News of the assassination traveled quickly to The National Theatre. C.D. Hess, Leonard Grover’s business partner, stopped the production of Aladdin and broke the news to young Tad Lincoln. The president, meanwhile, died at the boarding house early the next day, plunging the city, and much of the nation, into a period of mourning. Grover, who was in New York at the time, received word of Lincoln’s death from Hess, who remarked (somewhat crassly) that he was glad Lincoln wasn’t shot in their own theatre. Indeed, the event was so traumatic that some even threatened to burn Ford’s Theatre down out of anger.

The theatre played a unique role in the lives of Lincoln and Booth long before their fateful encounter. It has also ensured that Lincoln’s assassination remains at the forefront of the American consciousness. Indeed, after being threatened with total destruction, Ford’s Theatre has dedicated much of its institutional life to documenting and recounting the night’s events. The assassination has also become the fodder for subsequent plays and musicals. Two of the most notable are Suzan-Lori Parks’s Topdog/Underdog, a show about two Black brothers forced to reenact the key roles in Lincoln’s assassination, and Stephen Sondheim’s musical Assassins, which features several killers and would-be killers of presidents lamenting the lives that brought them to the point of murder. To think, it could have been quite different if Lincoln really had chosen to spend a night at The National instead.

Consider This…

From his storied upbringing in a log cabin to the enormous memorial that graces the National Mall, President Lincoln has always been a larger-than-life figure. John Wilkes Booth, meanwhile, is almost a pantomime villain, as evidenced by some of the depictions listed above. The story of their lives are interspersed with tidbits which seem to be taken straight from a storybook: Lincoln’s premonitions about his death, Booth’s reference to Julius Caesar, Lincoln’s special love of the theatre coming back to haunt him, Booth’s hatred so fierce it apparently colored his performance in The Marble Heart. These stories have been built on in numerous theatre, film, and television adaptations, making the assassination every bit as much an American myth (a story that tells a distinctive truth about America) as a historical event. But what if Lincoln had never gone to Ford’s that night?
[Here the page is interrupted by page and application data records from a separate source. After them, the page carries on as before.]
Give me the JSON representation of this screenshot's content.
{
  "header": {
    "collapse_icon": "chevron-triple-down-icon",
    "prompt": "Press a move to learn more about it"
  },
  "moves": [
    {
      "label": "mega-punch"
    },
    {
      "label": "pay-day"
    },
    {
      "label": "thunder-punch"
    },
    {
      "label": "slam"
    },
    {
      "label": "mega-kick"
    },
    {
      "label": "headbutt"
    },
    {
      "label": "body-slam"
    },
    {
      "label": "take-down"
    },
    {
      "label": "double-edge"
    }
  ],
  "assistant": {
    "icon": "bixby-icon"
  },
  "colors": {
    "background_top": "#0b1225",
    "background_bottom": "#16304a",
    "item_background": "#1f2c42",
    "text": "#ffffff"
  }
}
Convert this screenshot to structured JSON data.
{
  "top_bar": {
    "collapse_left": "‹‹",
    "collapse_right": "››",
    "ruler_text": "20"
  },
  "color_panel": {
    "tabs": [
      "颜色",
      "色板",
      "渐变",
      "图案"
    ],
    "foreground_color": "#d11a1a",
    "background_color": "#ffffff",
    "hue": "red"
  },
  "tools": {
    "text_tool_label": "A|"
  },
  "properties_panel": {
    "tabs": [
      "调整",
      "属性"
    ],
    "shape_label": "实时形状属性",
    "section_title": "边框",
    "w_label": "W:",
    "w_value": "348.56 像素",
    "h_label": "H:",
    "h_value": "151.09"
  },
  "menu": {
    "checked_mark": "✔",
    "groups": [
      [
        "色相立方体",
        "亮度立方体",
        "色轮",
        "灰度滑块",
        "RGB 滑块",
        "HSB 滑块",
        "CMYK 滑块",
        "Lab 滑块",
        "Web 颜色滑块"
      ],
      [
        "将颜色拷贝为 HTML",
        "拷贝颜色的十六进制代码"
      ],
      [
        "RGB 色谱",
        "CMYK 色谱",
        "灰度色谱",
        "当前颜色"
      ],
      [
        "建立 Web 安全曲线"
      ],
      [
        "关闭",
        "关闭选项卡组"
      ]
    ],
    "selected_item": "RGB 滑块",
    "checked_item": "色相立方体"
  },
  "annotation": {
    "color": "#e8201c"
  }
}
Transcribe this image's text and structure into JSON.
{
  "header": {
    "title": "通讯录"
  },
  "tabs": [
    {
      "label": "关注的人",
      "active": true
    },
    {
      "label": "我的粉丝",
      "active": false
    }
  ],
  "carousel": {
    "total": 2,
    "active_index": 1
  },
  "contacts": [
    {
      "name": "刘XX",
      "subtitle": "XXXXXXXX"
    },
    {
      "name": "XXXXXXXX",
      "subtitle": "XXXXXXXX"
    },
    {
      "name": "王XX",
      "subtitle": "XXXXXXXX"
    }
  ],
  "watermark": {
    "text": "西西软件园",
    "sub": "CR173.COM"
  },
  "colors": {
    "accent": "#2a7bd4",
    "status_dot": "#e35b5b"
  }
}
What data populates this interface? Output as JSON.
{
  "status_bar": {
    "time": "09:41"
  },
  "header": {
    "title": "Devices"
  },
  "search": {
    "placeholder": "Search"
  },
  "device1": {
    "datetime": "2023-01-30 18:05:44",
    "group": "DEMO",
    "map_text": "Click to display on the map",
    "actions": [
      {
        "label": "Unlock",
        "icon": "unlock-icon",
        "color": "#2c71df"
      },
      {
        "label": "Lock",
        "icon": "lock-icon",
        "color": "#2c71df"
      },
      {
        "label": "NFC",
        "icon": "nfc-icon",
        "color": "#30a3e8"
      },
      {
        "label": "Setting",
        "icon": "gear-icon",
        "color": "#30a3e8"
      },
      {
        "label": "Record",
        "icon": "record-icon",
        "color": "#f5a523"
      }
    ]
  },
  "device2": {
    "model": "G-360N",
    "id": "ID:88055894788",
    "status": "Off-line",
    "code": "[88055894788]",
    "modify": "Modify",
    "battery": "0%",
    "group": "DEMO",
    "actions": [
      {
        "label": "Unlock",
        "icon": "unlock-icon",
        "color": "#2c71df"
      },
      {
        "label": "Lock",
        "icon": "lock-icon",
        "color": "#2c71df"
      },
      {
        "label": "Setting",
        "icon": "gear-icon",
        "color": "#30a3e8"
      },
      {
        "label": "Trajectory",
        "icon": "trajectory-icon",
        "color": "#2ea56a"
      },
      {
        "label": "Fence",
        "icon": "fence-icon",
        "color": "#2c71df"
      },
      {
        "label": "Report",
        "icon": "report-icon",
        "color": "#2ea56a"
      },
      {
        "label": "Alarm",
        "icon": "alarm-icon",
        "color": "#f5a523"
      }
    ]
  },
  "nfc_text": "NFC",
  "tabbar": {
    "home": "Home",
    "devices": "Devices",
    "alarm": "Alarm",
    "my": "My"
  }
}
Before embarking on this alternative history, consider what you know about Lincoln and Booth and take a look at the facts we have thanks to information from two fellow D.C. institutions: the extensive exhibit at Ford’s Theatre and this transcript of a Shakespeare Unlimited episode on the Booth family, courtesy of the Folger Shakespeare Library. Then, think about what would have happened if the President and Mrs. Lincoln had chosen to join their son at The National that evening. Based on what you know, answer the following questions:

  1. Considering how well Booth knew local theatres and Lincoln’s habits, would he simply have adjusted his plans and committed the act at The National instead?
  2. If Lincoln had survived an unsuccessful attempt on his life, would his future at theatre changed at all? Would he even still be able to go?
  3. If Lincoln had died at The National, what might that have done to the institution? Would it have tried to make do with that history as Ford’s has done?
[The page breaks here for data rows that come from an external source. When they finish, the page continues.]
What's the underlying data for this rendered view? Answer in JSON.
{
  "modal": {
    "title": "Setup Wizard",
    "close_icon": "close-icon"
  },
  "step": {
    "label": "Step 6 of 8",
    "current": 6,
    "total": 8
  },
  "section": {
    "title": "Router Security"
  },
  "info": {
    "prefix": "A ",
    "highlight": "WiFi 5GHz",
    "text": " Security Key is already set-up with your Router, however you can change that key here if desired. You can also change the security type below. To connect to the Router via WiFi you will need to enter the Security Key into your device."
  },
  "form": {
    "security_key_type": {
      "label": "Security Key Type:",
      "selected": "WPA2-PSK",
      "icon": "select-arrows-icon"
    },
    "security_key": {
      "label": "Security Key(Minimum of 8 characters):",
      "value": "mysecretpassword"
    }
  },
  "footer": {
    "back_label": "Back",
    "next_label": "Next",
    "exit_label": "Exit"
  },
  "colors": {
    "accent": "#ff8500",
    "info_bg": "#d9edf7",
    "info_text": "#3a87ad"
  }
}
“The Actor and the Assassin: Edwin and John Wilkes Booth.” Shakespeare Unlimited. Folger Shakespeare Library,, accessed 16 March, 2021.
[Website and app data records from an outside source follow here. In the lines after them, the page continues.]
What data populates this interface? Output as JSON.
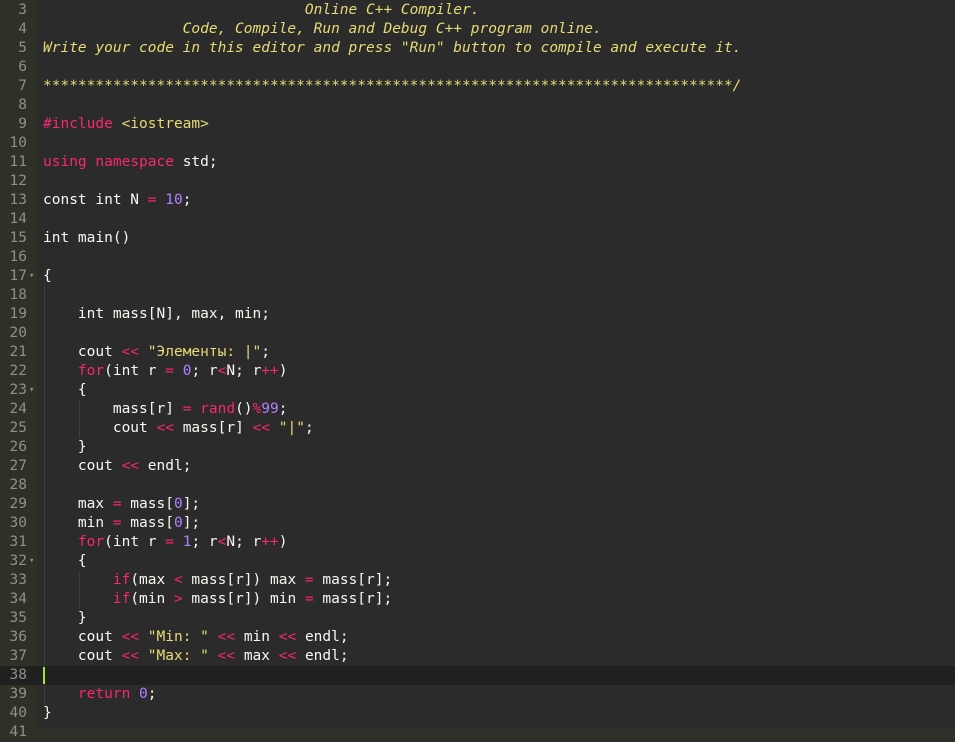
{
  "editor": {
    "lines": [
      {
        "n": "3",
        "tokens": [
          {
            "t": "                              Online C++ Compiler.",
            "c": "cm"
          }
        ]
      },
      {
        "n": "4",
        "tokens": [
          {
            "t": "                Code, Compile, Run and Debug C++ program online.",
            "c": "cm"
          }
        ]
      },
      {
        "n": "5",
        "tokens": [
          {
            "t": "Write your code in this editor and press \"Run\" button to compile and execute it.",
            "c": "cm"
          }
        ]
      },
      {
        "n": "6",
        "tokens": []
      },
      {
        "n": "7",
        "tokens": [
          {
            "t": "*******************************************************************************/",
            "c": "cm"
          }
        ]
      },
      {
        "n": "8",
        "tokens": []
      },
      {
        "n": "9",
        "tokens": [
          {
            "t": "#include ",
            "c": "pp"
          },
          {
            "t": "<iostream>",
            "c": "inc"
          }
        ]
      },
      {
        "n": "10",
        "tokens": []
      },
      {
        "n": "11",
        "tokens": [
          {
            "t": "using ",
            "c": "kw"
          },
          {
            "t": "namespace ",
            "c": "kw"
          },
          {
            "t": "std;",
            "c": "pl"
          }
        ]
      },
      {
        "n": "12",
        "tokens": []
      },
      {
        "n": "13",
        "tokens": [
          {
            "t": "const int N ",
            "c": "pl"
          },
          {
            "t": "=",
            "c": "op"
          },
          {
            "t": " ",
            "c": "pl"
          },
          {
            "t": "10",
            "c": "num"
          },
          {
            "t": ";",
            "c": "pl"
          }
        ]
      },
      {
        "n": "14",
        "tokens": []
      },
      {
        "n": "15",
        "tokens": [
          {
            "t": "int main()",
            "c": "pl"
          }
        ]
      },
      {
        "n": "16",
        "tokens": []
      },
      {
        "n": "17",
        "fold": true,
        "tokens": [
          {
            "t": "{",
            "c": "pl"
          }
        ]
      },
      {
        "n": "18",
        "tokens": []
      },
      {
        "n": "19",
        "tokens": [
          {
            "t": "    int mass[N], max, min;",
            "c": "pl"
          }
        ]
      },
      {
        "n": "20",
        "tokens": []
      },
      {
        "n": "21",
        "tokens": [
          {
            "t": "    cout ",
            "c": "pl"
          },
          {
            "t": "<<",
            "c": "op"
          },
          {
            "t": " ",
            "c": "pl"
          },
          {
            "t": "\"Элементы: |\"",
            "c": "str"
          },
          {
            "t": ";",
            "c": "pl"
          }
        ]
      },
      {
        "n": "22",
        "tokens": [
          {
            "t": "    ",
            "c": "pl"
          },
          {
            "t": "for",
            "c": "kw"
          },
          {
            "t": "(int r ",
            "c": "pl"
          },
          {
            "t": "=",
            "c": "op"
          },
          {
            "t": " ",
            "c": "pl"
          },
          {
            "t": "0",
            "c": "num"
          },
          {
            "t": "; r",
            "c": "pl"
          },
          {
            "t": "<",
            "c": "op"
          },
          {
            "t": "N; r",
            "c": "pl"
          },
          {
            "t": "++",
            "c": "op"
          },
          {
            "t": ")",
            "c": "pl"
          }
        ]
      },
      {
        "n": "23",
        "fold": true,
        "tokens": [
          {
            "t": "    {",
            "c": "pl"
          }
        ]
      },
      {
        "n": "24",
        "tokens": [
          {
            "t": "        mass[r] ",
            "c": "pl"
          },
          {
            "t": "=",
            "c": "op"
          },
          {
            "t": " ",
            "c": "pl"
          },
          {
            "t": "rand",
            "c": "rand"
          },
          {
            "t": "()",
            "c": "pl"
          },
          {
            "t": "%",
            "c": "op"
          },
          {
            "t": "99",
            "c": "num"
          },
          {
            "t": ";",
            "c": "pl"
          }
        ]
      },
      {
        "n": "25",
        "tokens": [
          {
            "t": "        cout ",
            "c": "pl"
          },
          {
            "t": "<<",
            "c": "op"
          },
          {
            "t": " mass[r] ",
            "c": "pl"
          },
          {
            "t": "<<",
            "c": "op"
          },
          {
            "t": " ",
            "c": "pl"
          },
          {
            "t": "\"|\"",
            "c": "str"
          },
          {
            "t": ";",
            "c": "pl"
          }
        ]
      },
      {
        "n": "26",
        "tokens": [
          {
            "t": "    }",
            "c": "pl"
          }
        ]
      },
      {
        "n": "27",
        "tokens": [
          {
            "t": "    cout ",
            "c": "pl"
          },
          {
            "t": "<<",
            "c": "op"
          },
          {
            "t": " endl;",
            "c": "pl"
          }
        ]
      },
      {
        "n": "28",
        "tokens": []
      },
      {
        "n": "29",
        "tokens": [
          {
            "t": "    max ",
            "c": "pl"
          },
          {
            "t": "=",
            "c": "op"
          },
          {
            "t": " mass[",
            "c": "pl"
          },
          {
            "t": "0",
            "c": "num"
          },
          {
            "t": "];",
            "c": "pl"
          }
        ]
      },
      {
        "n": "30",
        "tokens": [
          {
            "t": "    min ",
            "c": "pl"
          },
          {
            "t": "=",
            "c": "op"
          },
          {
            "t": " mass[",
            "c": "pl"
          },
          {
            "t": "0",
            "c": "num"
          },
          {
            "t": "];",
            "c": "pl"
          }
        ]
      },
      {
        "n": "31",
        "tokens": [
          {
            "t": "    ",
            "c": "pl"
          },
          {
            "t": "for",
            "c": "kw"
          },
          {
            "t": "(int r ",
            "c": "pl"
          },
          {
            "t": "=",
            "c": "op"
          },
          {
            "t": " ",
            "c": "pl"
          },
          {
            "t": "1",
            "c": "num"
          },
          {
            "t": "; r",
            "c": "pl"
          },
          {
            "t": "<",
            "c": "op"
          },
          {
            "t": "N; r",
            "c": "pl"
          },
          {
            "t": "++",
            "c": "op"
          },
          {
            "t": ")",
            "c": "pl"
          }
        ]
      },
      {
        "n": "32",
        "fold": true,
        "tokens": [
          {
            "t": "    {",
            "c": "pl"
          }
        ]
      },
      {
        "n": "33",
        "tokens": [
          {
            "t": "        ",
            "c": "pl"
          },
          {
            "t": "if",
            "c": "kw"
          },
          {
            "t": "(max ",
            "c": "pl"
          },
          {
            "t": "<",
            "c": "op"
          },
          {
            "t": " mass[r]) max ",
            "c": "pl"
          },
          {
            "t": "=",
            "c": "op"
          },
          {
            "t": " mass[r];",
            "c": "pl"
          }
        ]
      },
      {
        "n": "34",
        "tokens": [
          {
            "t": "        ",
            "c": "pl"
          },
          {
            "t": "if",
            "c": "kw"
          },
          {
            "t": "(min ",
            "c": "pl"
          },
          {
            "t": ">",
            "c": "op"
          },
          {
            "t": " mass[r]) min ",
            "c": "pl"
          },
          {
            "t": "=",
            "c": "op"
          },
          {
            "t": " mass[r];",
            "c": "pl"
          }
        ]
      },
      {
        "n": "35",
        "tokens": [
          {
            "t": "    }",
            "c": "pl"
          }
        ]
      },
      {
        "n": "36",
        "tokens": [
          {
            "t": "    cout ",
            "c": "pl"
          },
          {
            "t": "<<",
            "c": "op"
          },
          {
            "t": " ",
            "c": "pl"
          },
          {
            "t": "\"Min: \"",
            "c": "str"
          },
          {
            "t": " ",
            "c": "pl"
          },
          {
            "t": "<<",
            "c": "op"
          },
          {
            "t": " min ",
            "c": "pl"
          },
          {
            "t": "<<",
            "c": "op"
          },
          {
            "t": " endl;",
            "c": "pl"
          }
        ]
      },
      {
        "n": "37",
        "tokens": [
          {
            "t": "    cout ",
            "c": "pl"
          },
          {
            "t": "<<",
            "c": "op"
          },
          {
            "t": " ",
            "c": "pl"
          },
          {
            "t": "\"Max: \"",
            "c": "str"
          },
          {
            "t": " ",
            "c": "pl"
          },
          {
            "t": "<<",
            "c": "op"
          },
          {
            "t": " max ",
            "c": "pl"
          },
          {
            "t": "<<",
            "c": "op"
          },
          {
            "t": " endl;",
            "c": "pl"
          }
        ]
      },
      {
        "n": "38",
        "active": true,
        "cursor": true,
        "tokens": []
      },
      {
        "n": "39",
        "tokens": [
          {
            "t": "    ",
            "c": "pl"
          },
          {
            "t": "return",
            "c": "kw"
          },
          {
            "t": " ",
            "c": "pl"
          },
          {
            "t": "0",
            "c": "num"
          },
          {
            "t": ";",
            "c": "pl"
          }
        ]
      },
      {
        "n": "40",
        "tokens": [
          {
            "t": "}",
            "c": "pl"
          }
        ]
      },
      {
        "n": "41",
        "tokens": []
      }
    ]
  },
  "colors": {
    "background": "#2b2b2b",
    "gutter": "#2f3129",
    "active_line": "#202020",
    "comment": "#e6db74",
    "keyword": "#f92672",
    "string": "#e6db74",
    "number": "#ae81ff",
    "text": "#f8f8f2",
    "line_number": "#8f908a",
    "cursor": "#a6e22e"
  },
  "icons": {
    "fold": "fold-arrow-icon"
  }
}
Bogar, Thomas A. American Presidents Attend the Theatre: The Playgoing Experience of Each Chief Executive. Jefferson, N.C.: McFarland & Co., 2006.

Goodwin, Doris Kearns. “The Night Abraham Lincoln Was Assassinated.” Smithsonian Magazine Online. Smithsonian Institution, 8 April, 2015,

Lee, Douglas Bennett, Roger L. Meersman, and Donn B. Murphy. Stage for a Nation: The National Theatre, 150 Years. Lanham, MD: University Press of America, 1985.

O’Brien, William P. “Ford’s Theatre and the White House.” White House History no. 30 (2011): 22-33.